When we do not take responsibility, we are trying to make someone else responsible for what we have done.  First, no one else is responsible.  Second, we are giving away our power and control over our own lives.  If we give away our power and control, how are we going to change anything?  How are we going to change our self?

When we blame others for our choices, decisions, and actions, we are refusing to take responsibility.  We are trying to make them responsible, and they are not.  Not only are we giving away our power and control, we are also giving up the opportunity to learn about our self.  If we do not learn from our mistakes, we are doomed to keep repeating them.  To learn from our mistakes, we first must take responsibility that they are ours.

Taking responsibility for our self also means taking responsibility for our thoughts and beliefs.  If we have self-limiting thoughts and beliefs about our self, we will not be able to grow.  It is our responsibility to determine why we have these thoughts and beliefs and decide what we are going to do about them.

If you have not taken responsibility for your life, or portions of your life, I encourage you to do so.  It might be the most important decision you will ever make.  Stop blaming others and take control.

3 Good Choices: Leave It

SF_ThreeGoodChoices_COVER_121317 resizedSometimes we cannot, or do not want to, change or accept a situation.  Then we need to leave it.  This can be minor, or it can be one of the most major decisions we will ever make.  This video discusses some considerations in leaving a situation.

My book, 3 Good Choices: Change It, Accept It, or Leave It; A Woman’s Guide to Self-Empowerment, provides additional items to consider and exercises to help you in deciding if leaving the situation is right for you.

As with the other videos, there is a treat for you at the very end, after the last slide.  Sometimes we need to leave work and take a nap.

This is the last video in this series on the book.  I hope you have enjoyed them, learned something, and got at least one chuckle out of the pictures.

3 Good Choices: Accept It

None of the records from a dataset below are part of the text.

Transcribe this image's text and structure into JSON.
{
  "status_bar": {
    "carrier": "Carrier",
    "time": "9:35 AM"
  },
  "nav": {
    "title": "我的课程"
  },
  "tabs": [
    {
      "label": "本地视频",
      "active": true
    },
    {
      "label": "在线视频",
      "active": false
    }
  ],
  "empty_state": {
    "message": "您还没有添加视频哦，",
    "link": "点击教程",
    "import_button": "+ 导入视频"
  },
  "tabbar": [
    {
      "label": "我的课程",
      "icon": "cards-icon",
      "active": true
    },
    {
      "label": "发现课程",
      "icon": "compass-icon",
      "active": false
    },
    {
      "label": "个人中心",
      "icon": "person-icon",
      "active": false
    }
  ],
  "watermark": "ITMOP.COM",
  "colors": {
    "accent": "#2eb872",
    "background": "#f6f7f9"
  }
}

SF_ThreeGoodChoices_COVER_121317 resizedSometimes we can’t change a situation.  Or it is not worth the time or effort to change it.  Then we need to consider accepting the situation.  This video discusses when accepting might be the best option.

My book, 3 Good Choices: Change It, Accept It, or Leave It; A Woman’s Guide to Self-Empowerment, provides additional details and contains exercises to assist you in deciding if accepting the situation is best for you.

There is something at the very end for you to encourage you to watch the entire, very short, video.  Accept it, you look marvelous!

I Can Survive Anything…

dreamstime_xs_38146874My second year of college was an extremely difficult one.  I had a full load of very difficult, time-consuming classes and labs with multiple projects and papers.  In addition to that, I was working 30-40 hours a week at three different jobs to pay for college.

One of the most important lessons I learned during that year was that I could survive anything, as long as it was temporary.  The class would end, the lab would end, the work shift would end, the semester would end.  Many days that was what kept me going.

At some point, I realized that it is all temporary.  Everything is temporary.  Life is temporary.

“I can survive anything, as long as it is temporary.  And it is all temporary.”  I still remind myself of this today when I feel overwhelmed and need to put things back into perspective.  Maybe it will help you, too.

3 Good Choices: Change It

SF_ThreeGoodChoices_COVER_121317 resizedIf there is something we don’t like in our life, why not try to change it?  We have nothing to lose and we might have everything to gain.  This video discusses aspects to consider in trying to change situations.

My book, 3 Good Choices: Change It, Accept It, or Leave It; A Woman’s Guide to Self-Empowerment discusses in more detail changing situations.  It also includes exercises to assist you in determining if changing the situation is the best option for you.

As with the other videos, there is a tidbit at the end.  Sometimes changing the world, or at least our little piece of it, means making it safer from rogue elements.